One area that I have been continuously working on is Jasper lifting his feet. Jasper gets trimmed every month by a wonderful barefoot trimmer. His first trim last year, I think he was so scared he stood perfectly still and was quite good. But after that, he decided he didn’t like it and figured out ways to avoid the whole lifting his leg up thing altogether. Kind of his MO with most of our training with him – so nervous at first he goes along with it – then he gets comfortable enough to decide he does not like it :). The next step is coaxing him along to want to work with me.
So we had got to the point that Jasper decided this whole thing was boring and uncomfortable and he would lift his leg, but snatch it away. I would get reports from Michelle when the trimmer came out that he was ‘better than last time’ but not necessarily good. I felt like I had the bad kid in the barn – lol.
The barefoot farrier works with an apparatus called a hoof jack. The horse’s leg is placed on top of it as she files his hoof with a rasp. I was shocked to find out that the trimmer goes through one whole rasp every time she does Jasper’s hooves! She says he has great feet, very dense and solid (obviously!)
For the next month I worked on getting him to lift his leg onto the hoof jack himself. I tried to make it into a game of sorts. I could get him to lift his leg onto stairs at the entrance to the tack room on command. He learned that in about 2 minutes. But he would not step on the hoof jack – it is a much smaller target and I’m sure a little harder for him. I tried a mounting block next. Well, he now happily sticks his leg on it whenever we are near it. That was probably not a good idea….
The last time the trimmer was out, I made a point of being there and seeing just how he reacted. There was some snatching of his front legs, but he was reasonably good with the back legs.

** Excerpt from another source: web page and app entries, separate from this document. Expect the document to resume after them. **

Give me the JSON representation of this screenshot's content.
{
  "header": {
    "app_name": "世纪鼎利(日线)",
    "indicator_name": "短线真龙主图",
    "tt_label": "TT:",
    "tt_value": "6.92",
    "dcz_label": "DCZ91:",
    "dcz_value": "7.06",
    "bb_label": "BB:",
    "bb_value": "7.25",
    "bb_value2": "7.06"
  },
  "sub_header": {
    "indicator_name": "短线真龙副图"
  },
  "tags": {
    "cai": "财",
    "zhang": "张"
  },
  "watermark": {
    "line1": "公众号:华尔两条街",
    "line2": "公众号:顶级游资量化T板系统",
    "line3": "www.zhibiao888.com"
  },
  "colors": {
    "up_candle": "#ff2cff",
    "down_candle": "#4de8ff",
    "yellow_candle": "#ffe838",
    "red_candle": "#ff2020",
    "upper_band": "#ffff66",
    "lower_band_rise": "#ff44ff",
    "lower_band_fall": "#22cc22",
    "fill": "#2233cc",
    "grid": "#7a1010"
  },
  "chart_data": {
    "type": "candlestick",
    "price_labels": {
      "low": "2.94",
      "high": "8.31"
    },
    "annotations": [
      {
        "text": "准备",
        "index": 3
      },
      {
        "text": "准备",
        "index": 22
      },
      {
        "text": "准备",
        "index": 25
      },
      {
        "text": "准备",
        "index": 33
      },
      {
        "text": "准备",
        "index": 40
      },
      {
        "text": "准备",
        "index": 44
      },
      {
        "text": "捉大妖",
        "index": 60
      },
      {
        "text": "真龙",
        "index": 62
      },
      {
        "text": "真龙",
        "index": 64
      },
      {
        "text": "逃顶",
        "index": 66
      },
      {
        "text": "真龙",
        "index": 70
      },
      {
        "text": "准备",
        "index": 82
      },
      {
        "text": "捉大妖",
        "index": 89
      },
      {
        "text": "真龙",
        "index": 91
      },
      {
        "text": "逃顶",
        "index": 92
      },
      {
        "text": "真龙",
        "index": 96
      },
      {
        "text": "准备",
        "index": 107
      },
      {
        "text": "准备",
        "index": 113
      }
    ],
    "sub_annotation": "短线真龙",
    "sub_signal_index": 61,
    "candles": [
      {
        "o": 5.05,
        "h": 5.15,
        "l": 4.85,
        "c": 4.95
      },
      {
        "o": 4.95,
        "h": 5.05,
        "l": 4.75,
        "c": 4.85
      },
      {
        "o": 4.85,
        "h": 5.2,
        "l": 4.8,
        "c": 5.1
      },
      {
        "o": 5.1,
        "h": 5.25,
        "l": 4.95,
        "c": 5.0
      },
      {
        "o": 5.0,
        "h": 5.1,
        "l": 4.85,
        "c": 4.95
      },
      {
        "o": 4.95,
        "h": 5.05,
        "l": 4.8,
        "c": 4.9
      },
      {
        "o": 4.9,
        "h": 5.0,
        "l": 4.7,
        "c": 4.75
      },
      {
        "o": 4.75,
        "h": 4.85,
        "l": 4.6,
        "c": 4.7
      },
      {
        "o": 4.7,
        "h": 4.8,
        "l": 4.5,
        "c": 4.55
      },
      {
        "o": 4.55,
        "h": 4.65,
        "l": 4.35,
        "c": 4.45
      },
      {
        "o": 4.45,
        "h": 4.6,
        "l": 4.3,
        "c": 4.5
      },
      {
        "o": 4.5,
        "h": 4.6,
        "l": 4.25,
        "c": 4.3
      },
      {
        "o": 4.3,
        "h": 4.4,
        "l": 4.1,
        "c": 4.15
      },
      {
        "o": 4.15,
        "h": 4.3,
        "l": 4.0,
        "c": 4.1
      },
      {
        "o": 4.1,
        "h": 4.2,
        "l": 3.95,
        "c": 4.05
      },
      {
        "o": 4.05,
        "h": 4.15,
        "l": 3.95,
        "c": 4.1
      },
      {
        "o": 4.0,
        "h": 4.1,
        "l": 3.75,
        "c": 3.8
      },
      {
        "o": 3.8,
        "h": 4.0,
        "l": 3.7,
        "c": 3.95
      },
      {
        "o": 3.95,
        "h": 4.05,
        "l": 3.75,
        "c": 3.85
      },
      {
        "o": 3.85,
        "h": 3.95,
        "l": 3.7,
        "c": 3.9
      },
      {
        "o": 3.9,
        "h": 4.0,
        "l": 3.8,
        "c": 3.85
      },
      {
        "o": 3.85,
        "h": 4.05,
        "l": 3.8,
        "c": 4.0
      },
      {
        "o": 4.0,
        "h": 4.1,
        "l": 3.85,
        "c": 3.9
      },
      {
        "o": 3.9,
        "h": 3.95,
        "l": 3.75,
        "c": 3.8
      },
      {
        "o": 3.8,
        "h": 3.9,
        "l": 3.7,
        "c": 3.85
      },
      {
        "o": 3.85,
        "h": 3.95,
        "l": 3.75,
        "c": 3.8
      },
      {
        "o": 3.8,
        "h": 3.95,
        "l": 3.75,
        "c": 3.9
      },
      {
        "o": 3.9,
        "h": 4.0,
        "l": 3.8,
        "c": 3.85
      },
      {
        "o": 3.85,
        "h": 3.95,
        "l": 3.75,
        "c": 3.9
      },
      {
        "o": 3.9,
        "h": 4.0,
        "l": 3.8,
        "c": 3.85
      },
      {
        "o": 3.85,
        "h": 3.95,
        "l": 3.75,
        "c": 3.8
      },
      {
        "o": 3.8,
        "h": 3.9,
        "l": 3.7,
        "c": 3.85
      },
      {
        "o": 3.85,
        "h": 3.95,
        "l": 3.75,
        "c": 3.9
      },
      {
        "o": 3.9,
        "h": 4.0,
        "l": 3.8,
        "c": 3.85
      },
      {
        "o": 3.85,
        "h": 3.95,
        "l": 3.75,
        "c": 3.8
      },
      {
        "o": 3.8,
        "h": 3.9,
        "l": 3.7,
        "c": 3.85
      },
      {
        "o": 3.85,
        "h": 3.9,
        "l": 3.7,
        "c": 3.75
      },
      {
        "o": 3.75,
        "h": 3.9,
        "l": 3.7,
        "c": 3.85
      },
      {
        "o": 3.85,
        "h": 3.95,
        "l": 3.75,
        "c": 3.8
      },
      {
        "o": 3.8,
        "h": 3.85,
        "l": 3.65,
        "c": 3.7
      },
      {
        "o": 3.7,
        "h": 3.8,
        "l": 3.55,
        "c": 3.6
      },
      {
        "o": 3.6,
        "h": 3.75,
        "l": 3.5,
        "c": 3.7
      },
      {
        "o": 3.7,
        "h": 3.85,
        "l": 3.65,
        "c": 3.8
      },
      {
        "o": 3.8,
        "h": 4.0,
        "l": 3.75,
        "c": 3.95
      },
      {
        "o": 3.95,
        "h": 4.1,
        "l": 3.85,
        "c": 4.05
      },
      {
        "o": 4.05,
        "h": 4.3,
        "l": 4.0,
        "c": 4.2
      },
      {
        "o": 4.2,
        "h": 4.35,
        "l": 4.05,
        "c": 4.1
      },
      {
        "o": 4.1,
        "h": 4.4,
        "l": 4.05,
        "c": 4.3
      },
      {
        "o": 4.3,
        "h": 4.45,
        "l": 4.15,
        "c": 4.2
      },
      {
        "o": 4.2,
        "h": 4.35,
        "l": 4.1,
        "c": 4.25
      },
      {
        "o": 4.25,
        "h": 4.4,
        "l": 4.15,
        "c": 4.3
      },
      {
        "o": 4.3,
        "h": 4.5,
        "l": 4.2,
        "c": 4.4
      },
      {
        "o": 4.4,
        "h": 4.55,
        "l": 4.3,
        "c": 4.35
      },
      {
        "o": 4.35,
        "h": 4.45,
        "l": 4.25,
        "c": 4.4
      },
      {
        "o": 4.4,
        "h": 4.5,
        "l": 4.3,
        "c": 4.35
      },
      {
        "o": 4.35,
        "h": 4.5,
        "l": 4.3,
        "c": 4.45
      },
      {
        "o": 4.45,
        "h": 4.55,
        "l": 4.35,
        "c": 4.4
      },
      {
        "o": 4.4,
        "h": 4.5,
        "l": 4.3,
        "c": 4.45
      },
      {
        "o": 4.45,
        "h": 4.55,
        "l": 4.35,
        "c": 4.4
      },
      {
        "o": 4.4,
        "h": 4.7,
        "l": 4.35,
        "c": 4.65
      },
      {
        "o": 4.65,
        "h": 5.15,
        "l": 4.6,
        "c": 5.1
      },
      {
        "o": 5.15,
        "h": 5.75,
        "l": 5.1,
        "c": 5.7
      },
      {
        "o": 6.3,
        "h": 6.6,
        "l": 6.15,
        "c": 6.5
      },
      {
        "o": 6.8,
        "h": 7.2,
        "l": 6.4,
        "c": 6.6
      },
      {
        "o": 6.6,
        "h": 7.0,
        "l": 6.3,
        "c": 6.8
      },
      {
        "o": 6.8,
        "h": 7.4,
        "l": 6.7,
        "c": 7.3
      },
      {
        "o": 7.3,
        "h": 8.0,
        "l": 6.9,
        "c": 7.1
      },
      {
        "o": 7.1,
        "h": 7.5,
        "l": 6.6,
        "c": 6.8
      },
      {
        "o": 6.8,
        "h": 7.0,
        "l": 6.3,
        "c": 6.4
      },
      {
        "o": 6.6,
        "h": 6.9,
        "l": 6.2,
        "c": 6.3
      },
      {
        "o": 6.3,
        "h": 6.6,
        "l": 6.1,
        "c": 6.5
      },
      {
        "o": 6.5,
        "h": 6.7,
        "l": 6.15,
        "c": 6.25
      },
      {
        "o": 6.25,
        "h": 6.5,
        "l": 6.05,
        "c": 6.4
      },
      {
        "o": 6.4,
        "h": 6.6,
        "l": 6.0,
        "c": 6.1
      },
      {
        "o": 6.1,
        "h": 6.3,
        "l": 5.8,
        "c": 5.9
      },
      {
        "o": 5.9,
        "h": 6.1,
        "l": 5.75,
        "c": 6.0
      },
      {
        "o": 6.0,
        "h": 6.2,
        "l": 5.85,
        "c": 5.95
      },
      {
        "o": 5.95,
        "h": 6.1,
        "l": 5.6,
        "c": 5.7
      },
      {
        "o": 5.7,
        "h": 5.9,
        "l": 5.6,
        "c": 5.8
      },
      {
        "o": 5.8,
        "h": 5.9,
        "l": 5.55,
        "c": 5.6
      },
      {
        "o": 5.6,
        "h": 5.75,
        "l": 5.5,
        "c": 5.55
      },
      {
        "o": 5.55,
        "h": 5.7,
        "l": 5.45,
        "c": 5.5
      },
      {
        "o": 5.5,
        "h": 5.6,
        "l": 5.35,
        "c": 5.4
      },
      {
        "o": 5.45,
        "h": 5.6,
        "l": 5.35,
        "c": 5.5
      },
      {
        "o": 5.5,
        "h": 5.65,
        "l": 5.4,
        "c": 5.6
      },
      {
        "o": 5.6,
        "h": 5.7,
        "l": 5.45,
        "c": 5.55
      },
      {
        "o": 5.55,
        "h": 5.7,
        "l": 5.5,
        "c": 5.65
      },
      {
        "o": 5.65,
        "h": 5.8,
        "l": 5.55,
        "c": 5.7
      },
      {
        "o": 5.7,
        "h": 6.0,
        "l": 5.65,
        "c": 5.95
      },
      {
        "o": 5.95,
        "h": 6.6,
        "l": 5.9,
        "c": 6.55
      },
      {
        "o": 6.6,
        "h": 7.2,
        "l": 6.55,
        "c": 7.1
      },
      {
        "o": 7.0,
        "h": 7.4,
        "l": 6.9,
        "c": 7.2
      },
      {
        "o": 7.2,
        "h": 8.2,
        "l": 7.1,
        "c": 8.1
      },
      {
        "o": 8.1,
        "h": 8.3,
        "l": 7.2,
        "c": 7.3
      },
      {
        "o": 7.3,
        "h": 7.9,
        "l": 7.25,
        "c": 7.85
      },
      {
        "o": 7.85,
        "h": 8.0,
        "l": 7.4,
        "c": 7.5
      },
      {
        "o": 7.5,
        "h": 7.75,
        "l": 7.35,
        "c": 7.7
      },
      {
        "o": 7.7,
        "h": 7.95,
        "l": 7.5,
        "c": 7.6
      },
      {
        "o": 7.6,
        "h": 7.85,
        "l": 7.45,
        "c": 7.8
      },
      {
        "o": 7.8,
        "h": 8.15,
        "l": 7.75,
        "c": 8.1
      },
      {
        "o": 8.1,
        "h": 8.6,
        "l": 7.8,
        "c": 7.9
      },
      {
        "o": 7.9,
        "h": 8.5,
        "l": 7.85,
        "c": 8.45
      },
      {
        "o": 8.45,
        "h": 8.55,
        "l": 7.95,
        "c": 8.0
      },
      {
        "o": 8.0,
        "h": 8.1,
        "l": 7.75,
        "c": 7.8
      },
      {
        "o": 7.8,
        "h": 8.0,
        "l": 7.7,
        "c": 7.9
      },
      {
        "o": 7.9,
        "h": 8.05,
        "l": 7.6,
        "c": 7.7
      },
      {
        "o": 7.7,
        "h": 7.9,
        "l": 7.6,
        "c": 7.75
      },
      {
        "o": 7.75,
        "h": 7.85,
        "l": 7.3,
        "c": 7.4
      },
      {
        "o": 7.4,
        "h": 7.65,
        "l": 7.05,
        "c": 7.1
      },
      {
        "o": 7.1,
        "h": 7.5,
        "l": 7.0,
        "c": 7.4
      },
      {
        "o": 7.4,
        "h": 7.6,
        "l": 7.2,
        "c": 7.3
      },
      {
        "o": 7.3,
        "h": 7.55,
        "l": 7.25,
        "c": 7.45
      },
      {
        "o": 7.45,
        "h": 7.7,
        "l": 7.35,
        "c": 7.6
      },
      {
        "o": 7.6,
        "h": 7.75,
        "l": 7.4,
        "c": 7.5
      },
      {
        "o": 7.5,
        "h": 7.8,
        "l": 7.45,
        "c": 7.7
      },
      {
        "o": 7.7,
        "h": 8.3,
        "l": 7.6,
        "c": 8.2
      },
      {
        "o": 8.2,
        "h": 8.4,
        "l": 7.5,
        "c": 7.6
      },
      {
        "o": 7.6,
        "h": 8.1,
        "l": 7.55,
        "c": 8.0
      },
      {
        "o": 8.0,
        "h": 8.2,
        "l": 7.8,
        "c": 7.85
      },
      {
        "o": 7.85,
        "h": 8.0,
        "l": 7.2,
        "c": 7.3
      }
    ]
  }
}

He did quite better with me there, which is a testament to how much he has grown to trust me.
It seemed to be partly a balancing issue as he is still young and learning. She would lift his front leg and he would lift a back leg slightly as well, so that he would be balancing on TWO legs instead of three, then of course he would lose balance and try to snatch his leg away. So this week in our lesson we worked on getting him used to offering his leg when we ask. In other words, they lift it – instead of you holding a 200 lb leg! The Parelli method is to pinch the chestnut slightly. It’s a little uncomfortable for the horse and it causes them to lift their leg. As soon as you feel a shift in weight, release. Eventually you can work up to the horse offering his leg by just touching the chestnut. All in all, Jasper was very good and there was no leg snatching. So I think it is a question of continuously working on it so that he learns how to keep his balance and realizes that lifting his leg is not such a bad thing after all.
You want me to do what?
Here, he offers his leg up nicely.
He offers his back leg but tend to lift it high up under himself…
So we are working on getting him to lift slightly and turn his hoof up